Open Access News

News from the open access movement


Tuesday, May 29, 2007

Nature recommends e-notebook science and data sharing

The use of electronic laboratory notebooks should be supported by all concerned, Nature, May 3, 2007.  An unsigned editorial.  (Thanks to Maxine Clarke, whose blog post is collecting comments.)  Excerpt:

The use of electronic laboratory notebooks should be supported by all concerned.

Too often when errors or cases of fraud occur in science, the lab data required to reconstruct what happened have gone astray....

Electronic laboratory notebooks offer a partial solution and have other advantages too. This is despite the fact that maximizing their benefits will require a change in culture that many researchers will no doubt initially resist.

Electronic notebooks, like their paper cousins, record the daily thoughts and experiments of bench scientists. Ideally, they contain data that flow automatically from lab instruments and can be read by all lab members. Pages are date- and time-stamped, and all changes tracked and signed. Earlier versions can be reconstructed.

There are numerous e-notebook products available, but none dominates in all sectors. The pharmaceutical industry, which is well accustomed to regulation, has adopted company-wide solutions, and the US Food and Drug Administration has determined that the use of electronic notebooks is acceptable in drug filings. This high degree of usage is in stark contrast to academia.

So why bother? Most importantly, e-notebooks allow the sharing of data, to the immediate benefit of collaborators (for examples, see Nature 436, 20; 2005)....

But one can and should go further. Electronic notebooks can be archived by researchers' employers, with a number of attendant benefits. If each notebook (or subset of it) is allocated a unique identifying code a permanent alphanumeric string containing information about provenance, creation dates and digital location it can be cited in journals as a confirmation that the data are safely stored, ultimately available and sharable....[Other researchers may also cite it] enabling due credit to be given to the researchers who produced them....

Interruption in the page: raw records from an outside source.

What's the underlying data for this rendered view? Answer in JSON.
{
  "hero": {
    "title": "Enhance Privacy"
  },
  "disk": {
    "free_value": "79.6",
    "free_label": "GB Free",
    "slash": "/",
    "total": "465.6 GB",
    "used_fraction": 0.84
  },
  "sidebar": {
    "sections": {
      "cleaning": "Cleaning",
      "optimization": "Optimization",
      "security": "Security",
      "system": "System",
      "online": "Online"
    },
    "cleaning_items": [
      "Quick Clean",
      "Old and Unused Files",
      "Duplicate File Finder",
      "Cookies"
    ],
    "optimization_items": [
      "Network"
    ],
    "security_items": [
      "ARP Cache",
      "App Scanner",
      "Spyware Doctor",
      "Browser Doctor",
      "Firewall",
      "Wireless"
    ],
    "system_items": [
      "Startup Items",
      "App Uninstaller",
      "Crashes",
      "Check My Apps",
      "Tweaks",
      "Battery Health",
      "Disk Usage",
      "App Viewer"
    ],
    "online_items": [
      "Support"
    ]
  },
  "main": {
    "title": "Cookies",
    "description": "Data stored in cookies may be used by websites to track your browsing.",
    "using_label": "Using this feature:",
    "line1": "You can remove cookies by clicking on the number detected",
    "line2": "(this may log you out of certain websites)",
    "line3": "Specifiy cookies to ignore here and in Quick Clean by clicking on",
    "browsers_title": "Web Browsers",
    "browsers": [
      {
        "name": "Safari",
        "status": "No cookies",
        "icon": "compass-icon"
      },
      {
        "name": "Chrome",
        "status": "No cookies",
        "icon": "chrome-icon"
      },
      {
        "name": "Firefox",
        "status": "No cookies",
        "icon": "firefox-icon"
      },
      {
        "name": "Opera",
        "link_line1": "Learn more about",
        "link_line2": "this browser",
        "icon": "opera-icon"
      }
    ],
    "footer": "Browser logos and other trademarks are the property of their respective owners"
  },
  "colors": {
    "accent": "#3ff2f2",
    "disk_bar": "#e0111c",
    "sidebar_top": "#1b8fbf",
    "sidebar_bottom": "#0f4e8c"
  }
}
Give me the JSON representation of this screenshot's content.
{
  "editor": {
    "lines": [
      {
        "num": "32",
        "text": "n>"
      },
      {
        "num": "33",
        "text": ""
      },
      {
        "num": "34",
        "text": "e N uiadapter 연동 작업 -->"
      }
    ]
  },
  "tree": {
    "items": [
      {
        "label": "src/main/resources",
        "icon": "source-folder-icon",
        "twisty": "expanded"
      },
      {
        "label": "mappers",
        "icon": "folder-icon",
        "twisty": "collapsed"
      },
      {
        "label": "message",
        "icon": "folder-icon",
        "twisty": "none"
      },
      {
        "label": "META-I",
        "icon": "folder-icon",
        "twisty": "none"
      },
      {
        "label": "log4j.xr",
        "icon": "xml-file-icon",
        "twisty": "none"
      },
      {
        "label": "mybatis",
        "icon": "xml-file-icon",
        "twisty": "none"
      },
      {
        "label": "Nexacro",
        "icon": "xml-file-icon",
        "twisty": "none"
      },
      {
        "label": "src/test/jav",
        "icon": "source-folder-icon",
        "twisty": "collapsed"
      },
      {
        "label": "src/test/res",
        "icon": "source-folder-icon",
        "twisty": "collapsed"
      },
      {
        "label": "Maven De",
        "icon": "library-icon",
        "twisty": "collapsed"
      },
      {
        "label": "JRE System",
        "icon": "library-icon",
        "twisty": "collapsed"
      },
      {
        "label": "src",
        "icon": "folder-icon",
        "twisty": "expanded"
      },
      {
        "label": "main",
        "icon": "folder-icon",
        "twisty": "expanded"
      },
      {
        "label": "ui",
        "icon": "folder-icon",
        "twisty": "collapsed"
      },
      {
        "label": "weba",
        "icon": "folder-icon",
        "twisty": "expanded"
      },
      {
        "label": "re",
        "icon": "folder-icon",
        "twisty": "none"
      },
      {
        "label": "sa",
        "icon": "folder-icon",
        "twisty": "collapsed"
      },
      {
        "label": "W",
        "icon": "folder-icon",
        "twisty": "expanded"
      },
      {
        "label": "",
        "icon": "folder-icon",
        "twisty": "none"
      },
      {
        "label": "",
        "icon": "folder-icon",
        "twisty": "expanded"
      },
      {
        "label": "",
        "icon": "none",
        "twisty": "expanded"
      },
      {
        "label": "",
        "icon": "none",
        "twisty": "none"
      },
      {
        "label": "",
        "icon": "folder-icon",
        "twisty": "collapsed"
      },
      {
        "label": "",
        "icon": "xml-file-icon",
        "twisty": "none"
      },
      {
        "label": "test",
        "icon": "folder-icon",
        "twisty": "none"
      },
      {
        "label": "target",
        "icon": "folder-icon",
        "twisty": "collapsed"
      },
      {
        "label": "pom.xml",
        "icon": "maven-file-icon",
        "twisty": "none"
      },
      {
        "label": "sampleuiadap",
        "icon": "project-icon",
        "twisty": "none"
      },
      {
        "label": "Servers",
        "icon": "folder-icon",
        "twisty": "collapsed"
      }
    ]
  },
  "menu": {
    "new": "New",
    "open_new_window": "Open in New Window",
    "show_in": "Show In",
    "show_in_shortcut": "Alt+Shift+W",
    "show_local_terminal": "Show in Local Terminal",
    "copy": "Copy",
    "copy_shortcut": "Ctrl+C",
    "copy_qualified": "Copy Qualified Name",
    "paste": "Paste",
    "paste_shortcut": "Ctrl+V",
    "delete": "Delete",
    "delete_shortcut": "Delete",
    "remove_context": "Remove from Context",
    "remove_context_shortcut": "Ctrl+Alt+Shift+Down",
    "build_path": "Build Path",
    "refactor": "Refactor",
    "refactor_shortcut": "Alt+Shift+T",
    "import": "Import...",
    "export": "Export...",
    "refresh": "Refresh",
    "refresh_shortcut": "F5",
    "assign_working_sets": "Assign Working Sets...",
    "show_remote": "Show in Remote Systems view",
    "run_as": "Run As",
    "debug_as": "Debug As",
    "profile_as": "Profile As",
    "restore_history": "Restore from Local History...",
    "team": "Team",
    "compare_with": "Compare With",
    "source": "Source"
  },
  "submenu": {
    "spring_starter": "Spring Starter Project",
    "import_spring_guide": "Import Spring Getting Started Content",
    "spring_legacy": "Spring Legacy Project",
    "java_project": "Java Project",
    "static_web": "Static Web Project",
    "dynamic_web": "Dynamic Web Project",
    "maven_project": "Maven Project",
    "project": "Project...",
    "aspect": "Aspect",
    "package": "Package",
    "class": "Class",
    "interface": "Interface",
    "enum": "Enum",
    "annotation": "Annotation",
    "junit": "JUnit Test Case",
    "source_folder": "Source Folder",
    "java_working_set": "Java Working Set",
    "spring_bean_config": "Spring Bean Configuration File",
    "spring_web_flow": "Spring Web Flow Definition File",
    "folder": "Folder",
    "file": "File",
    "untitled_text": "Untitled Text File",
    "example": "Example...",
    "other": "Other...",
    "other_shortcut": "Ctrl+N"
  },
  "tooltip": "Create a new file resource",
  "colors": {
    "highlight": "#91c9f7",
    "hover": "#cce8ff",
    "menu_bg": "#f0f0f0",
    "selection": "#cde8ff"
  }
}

Funding agencies also need to recognize that, by providing such support, some of the concerns over the loss of data can be assuaged, and the rigour and transparency of publicly funded research will be improved.